## ASSIGNED TASK
In the data below, find every line with the word "this" and copy it.

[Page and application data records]
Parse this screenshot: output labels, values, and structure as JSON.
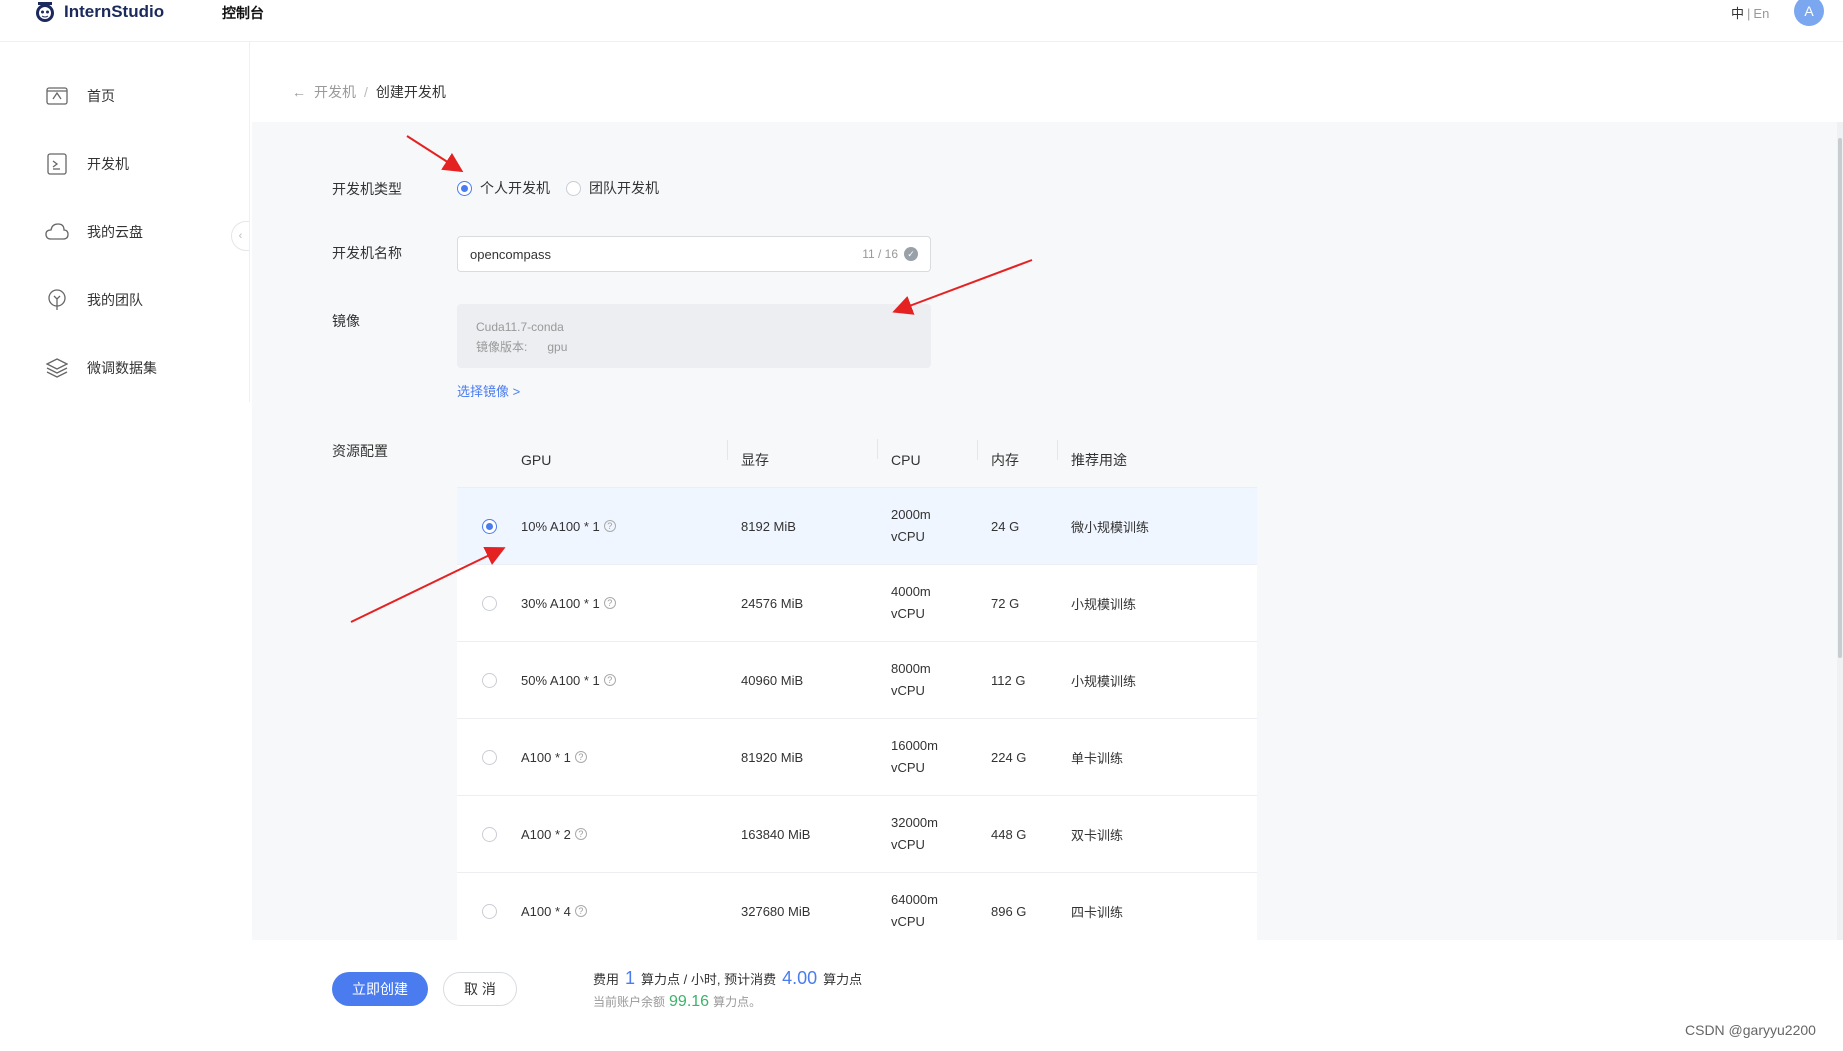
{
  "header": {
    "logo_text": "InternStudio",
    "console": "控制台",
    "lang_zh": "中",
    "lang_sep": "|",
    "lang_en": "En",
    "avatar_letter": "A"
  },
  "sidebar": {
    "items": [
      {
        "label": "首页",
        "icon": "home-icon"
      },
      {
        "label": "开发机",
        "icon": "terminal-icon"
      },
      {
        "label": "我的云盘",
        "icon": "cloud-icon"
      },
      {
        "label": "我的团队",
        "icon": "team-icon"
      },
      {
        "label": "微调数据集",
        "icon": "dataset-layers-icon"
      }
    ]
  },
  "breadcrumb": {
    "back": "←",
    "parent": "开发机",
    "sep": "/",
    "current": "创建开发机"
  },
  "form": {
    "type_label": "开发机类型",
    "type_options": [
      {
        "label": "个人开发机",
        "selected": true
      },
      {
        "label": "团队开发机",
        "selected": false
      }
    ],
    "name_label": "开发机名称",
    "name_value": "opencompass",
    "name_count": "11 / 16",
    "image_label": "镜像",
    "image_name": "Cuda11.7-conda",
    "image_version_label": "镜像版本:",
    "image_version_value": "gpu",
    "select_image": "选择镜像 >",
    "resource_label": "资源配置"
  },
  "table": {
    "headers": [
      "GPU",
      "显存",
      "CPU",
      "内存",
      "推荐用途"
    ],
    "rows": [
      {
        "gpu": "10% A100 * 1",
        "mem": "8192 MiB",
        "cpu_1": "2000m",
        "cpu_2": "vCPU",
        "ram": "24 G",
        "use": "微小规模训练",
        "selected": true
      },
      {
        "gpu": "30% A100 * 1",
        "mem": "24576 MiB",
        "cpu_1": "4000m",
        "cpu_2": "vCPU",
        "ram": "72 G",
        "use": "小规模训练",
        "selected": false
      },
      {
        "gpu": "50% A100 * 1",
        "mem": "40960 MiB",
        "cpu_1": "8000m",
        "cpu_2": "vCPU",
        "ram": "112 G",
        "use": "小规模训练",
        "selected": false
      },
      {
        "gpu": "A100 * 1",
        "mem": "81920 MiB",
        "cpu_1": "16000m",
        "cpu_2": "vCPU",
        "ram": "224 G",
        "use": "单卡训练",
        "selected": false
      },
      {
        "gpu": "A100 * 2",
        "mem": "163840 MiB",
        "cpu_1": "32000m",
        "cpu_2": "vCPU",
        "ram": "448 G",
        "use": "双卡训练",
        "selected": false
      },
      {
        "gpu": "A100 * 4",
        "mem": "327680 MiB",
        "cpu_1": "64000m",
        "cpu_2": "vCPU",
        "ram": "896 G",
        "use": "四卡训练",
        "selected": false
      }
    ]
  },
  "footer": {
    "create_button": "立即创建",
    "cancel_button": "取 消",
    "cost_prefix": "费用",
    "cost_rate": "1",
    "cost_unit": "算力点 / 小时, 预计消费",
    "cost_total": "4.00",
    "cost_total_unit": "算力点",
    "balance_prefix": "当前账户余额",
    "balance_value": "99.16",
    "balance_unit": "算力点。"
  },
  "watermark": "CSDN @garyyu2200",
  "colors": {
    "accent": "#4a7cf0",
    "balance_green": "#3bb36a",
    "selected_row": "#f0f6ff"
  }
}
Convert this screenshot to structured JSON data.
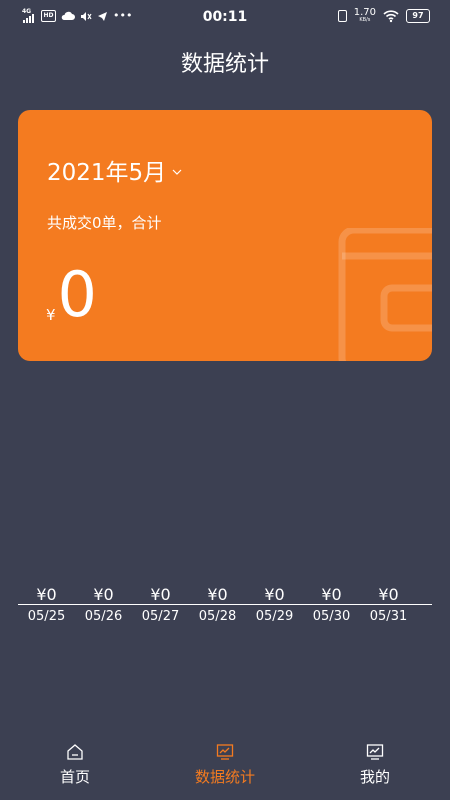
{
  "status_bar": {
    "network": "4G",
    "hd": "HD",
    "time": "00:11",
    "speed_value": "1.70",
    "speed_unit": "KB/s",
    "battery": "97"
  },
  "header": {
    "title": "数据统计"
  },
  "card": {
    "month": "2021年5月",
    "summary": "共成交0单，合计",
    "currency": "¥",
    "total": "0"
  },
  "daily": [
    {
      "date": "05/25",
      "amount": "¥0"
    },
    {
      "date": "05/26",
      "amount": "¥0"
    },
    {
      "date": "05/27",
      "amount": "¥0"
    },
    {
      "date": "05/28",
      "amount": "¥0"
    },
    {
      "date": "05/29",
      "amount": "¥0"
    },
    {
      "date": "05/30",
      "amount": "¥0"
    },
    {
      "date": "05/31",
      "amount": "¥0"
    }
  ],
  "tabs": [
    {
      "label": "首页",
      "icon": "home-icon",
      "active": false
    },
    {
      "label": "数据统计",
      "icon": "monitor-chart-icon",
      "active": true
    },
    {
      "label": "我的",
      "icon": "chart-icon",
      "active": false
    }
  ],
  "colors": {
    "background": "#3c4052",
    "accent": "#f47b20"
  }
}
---
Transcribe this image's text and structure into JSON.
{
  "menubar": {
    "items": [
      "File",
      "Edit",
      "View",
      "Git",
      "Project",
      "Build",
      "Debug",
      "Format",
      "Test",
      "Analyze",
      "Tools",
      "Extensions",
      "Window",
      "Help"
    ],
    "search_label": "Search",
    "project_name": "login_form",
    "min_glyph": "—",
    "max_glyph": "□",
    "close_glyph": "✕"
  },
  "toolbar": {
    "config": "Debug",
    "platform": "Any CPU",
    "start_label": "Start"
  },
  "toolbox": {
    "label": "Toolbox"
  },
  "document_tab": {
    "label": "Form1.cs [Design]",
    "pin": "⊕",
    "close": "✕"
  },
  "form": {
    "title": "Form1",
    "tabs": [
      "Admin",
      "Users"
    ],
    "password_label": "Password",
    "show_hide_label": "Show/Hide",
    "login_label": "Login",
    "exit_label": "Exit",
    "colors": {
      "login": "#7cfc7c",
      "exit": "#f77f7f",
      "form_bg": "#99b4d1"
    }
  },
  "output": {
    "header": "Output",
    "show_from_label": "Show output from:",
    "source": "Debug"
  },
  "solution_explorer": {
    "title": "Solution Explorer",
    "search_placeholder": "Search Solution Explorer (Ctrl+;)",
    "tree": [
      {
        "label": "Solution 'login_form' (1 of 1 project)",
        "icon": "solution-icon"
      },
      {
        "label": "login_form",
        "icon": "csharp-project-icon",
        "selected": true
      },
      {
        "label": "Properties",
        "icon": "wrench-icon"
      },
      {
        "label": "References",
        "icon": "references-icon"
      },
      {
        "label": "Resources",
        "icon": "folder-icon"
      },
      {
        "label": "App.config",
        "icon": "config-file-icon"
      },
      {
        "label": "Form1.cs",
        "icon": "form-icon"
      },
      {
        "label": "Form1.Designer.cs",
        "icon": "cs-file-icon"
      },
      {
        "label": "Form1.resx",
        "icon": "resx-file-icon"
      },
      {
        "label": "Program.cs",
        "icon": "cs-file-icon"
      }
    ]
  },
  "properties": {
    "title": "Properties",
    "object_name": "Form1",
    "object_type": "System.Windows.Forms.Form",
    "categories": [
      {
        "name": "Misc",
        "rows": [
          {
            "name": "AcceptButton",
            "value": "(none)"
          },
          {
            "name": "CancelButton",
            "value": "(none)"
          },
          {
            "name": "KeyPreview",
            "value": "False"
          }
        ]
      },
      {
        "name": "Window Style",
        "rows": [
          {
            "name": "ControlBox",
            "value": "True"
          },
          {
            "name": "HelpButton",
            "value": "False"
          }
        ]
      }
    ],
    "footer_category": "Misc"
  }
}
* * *
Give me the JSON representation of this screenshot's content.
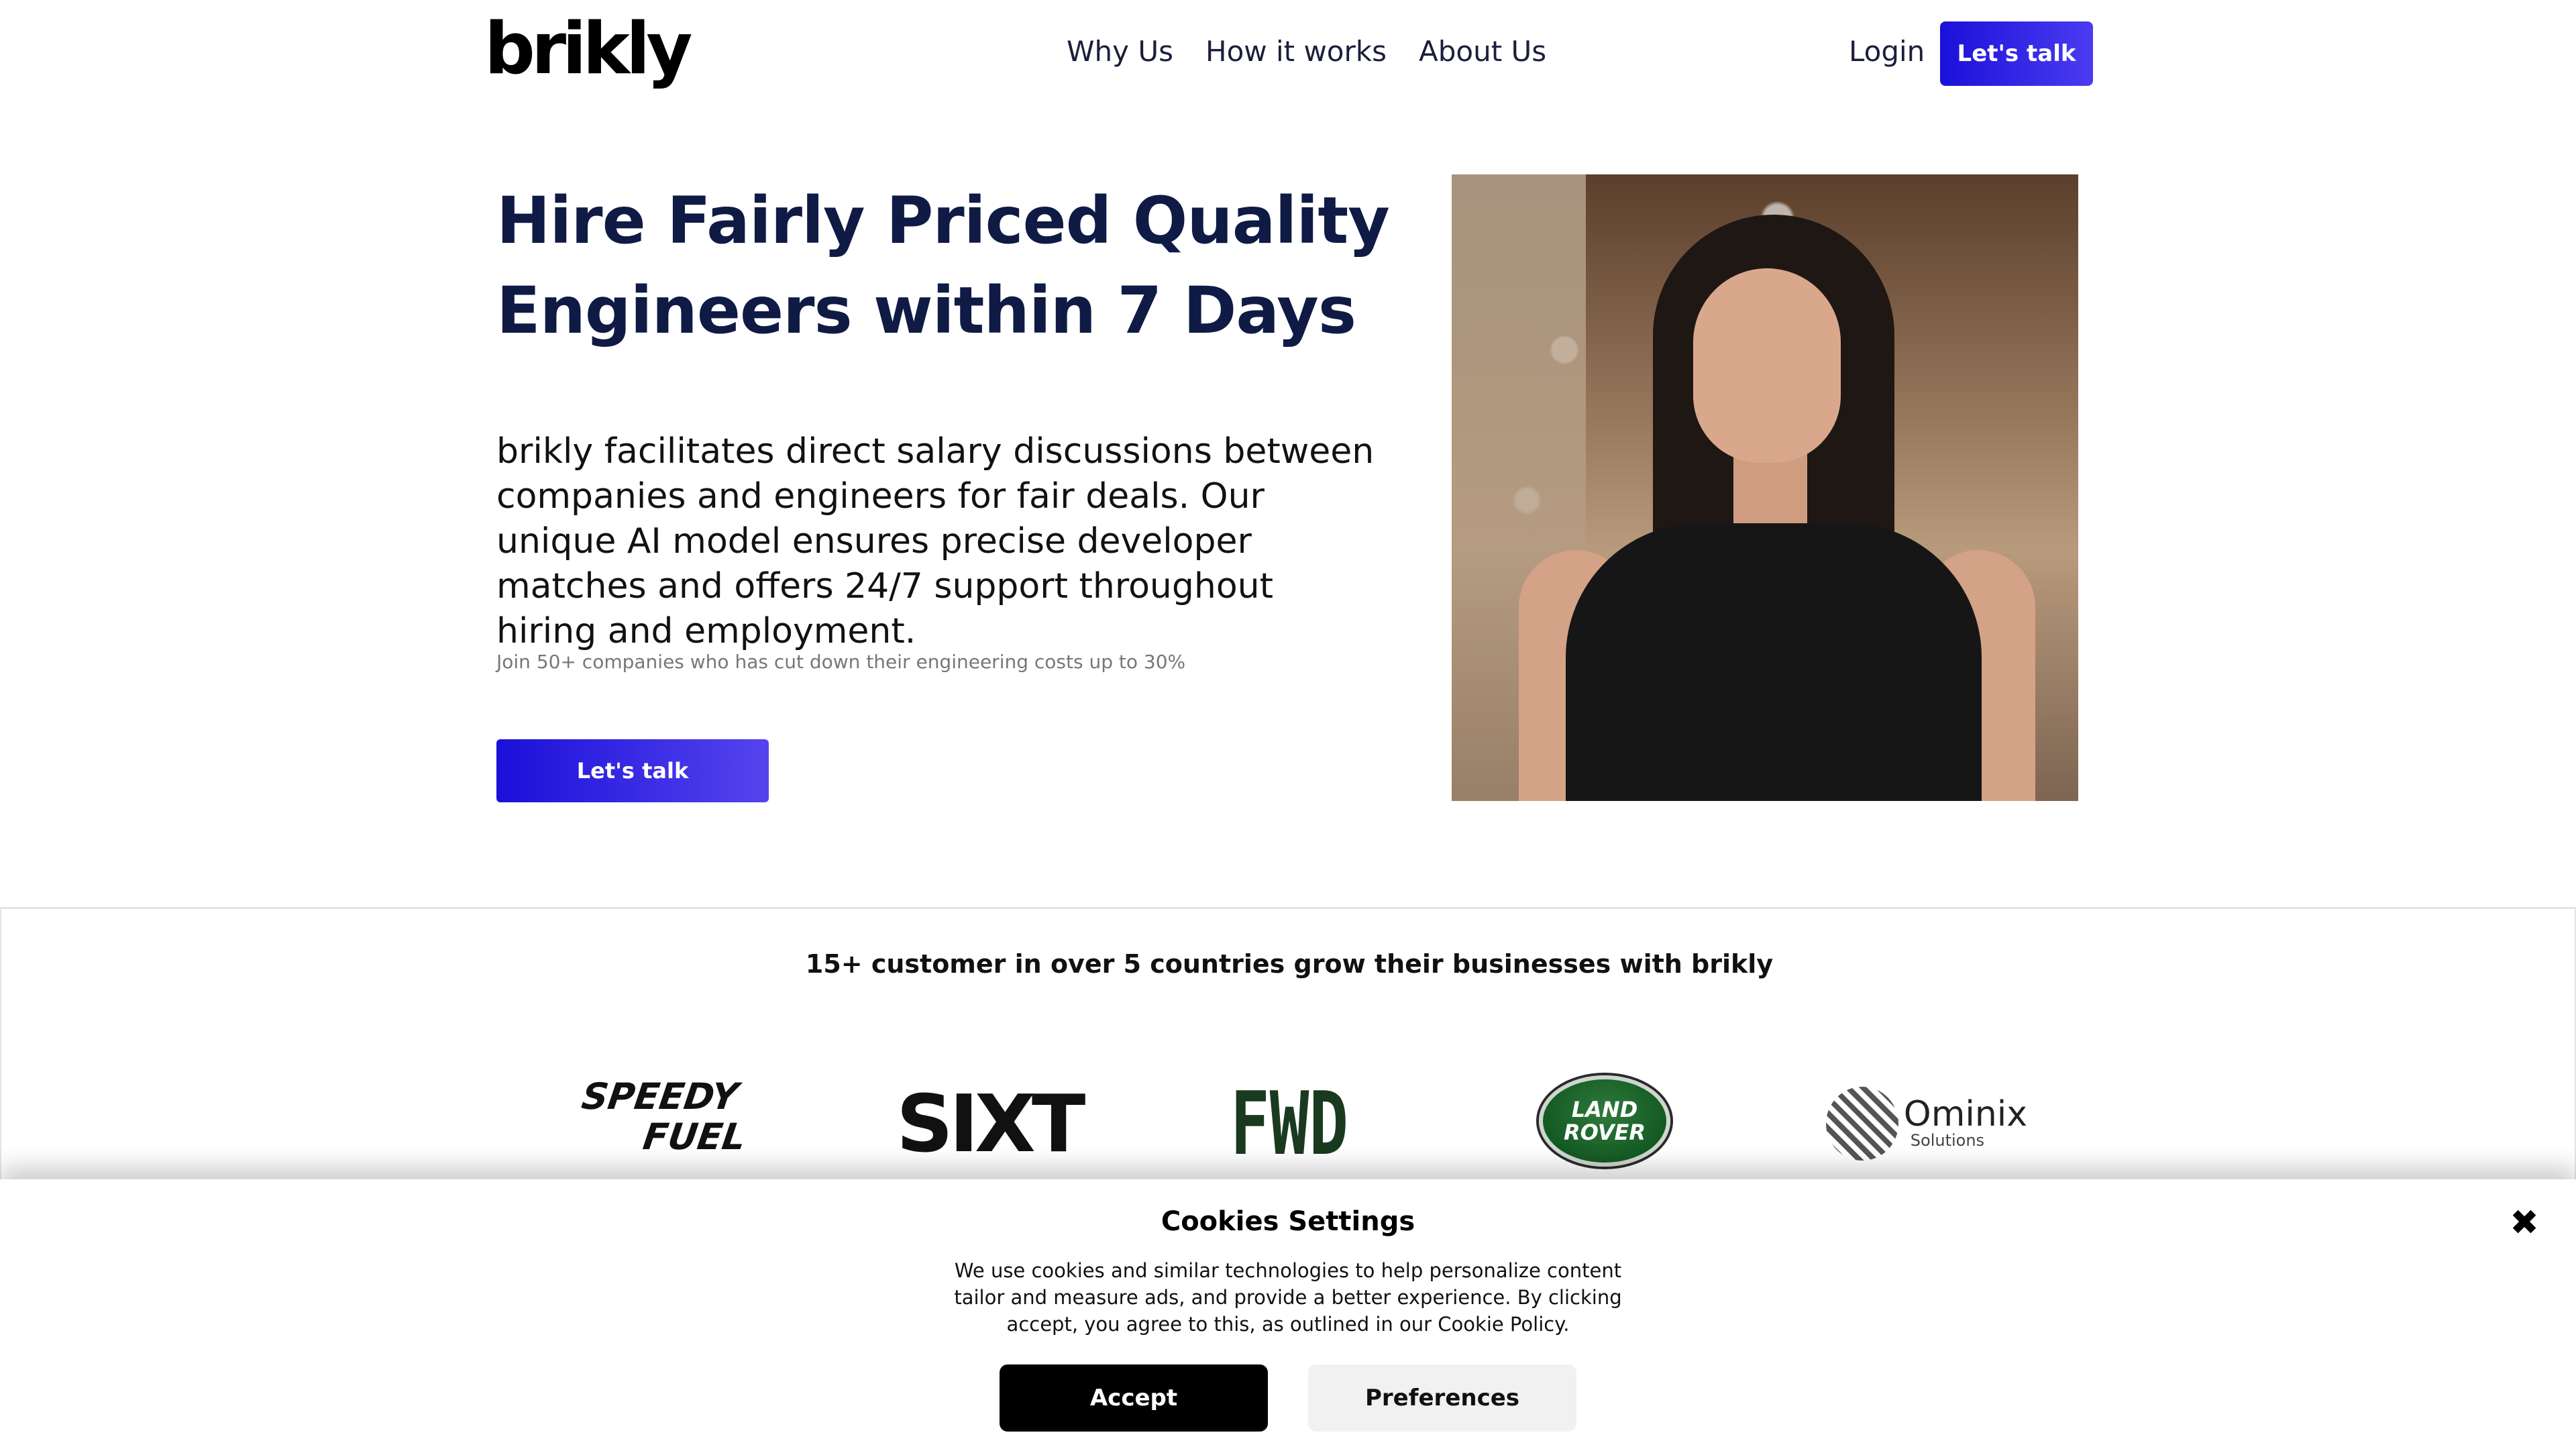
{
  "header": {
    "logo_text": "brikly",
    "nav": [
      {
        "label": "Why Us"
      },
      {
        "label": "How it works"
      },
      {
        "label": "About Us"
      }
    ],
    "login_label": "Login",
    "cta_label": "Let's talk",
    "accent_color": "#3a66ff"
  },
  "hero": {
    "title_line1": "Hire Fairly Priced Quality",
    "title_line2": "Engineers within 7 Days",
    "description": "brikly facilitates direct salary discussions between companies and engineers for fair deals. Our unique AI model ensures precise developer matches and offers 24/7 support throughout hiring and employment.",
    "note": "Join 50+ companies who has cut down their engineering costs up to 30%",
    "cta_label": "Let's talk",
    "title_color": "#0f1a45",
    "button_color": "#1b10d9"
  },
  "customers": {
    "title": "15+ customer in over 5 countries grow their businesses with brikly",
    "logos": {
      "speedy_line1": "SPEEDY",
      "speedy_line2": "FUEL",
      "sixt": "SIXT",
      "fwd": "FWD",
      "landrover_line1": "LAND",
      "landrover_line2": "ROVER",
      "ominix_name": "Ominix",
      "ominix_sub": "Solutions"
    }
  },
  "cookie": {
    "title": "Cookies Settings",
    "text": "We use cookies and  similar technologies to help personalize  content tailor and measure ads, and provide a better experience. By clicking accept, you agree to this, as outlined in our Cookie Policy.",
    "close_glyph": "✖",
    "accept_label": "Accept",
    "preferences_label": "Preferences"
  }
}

## ANSWER SPACE
Parse this screenshot: output labels, values, and structure as JSON.
Convert this screenshot to structured JSON data.
Transcribe this image's text and structure into JSON.
Give me the JSON representation of this screenshot's content.
    "text": "We use cookies and  similar technologies to help personalize  content tailor and measure ads, and provide a better experience. By clicking accept, you agree to this, as outlined in our Cookie Policy.",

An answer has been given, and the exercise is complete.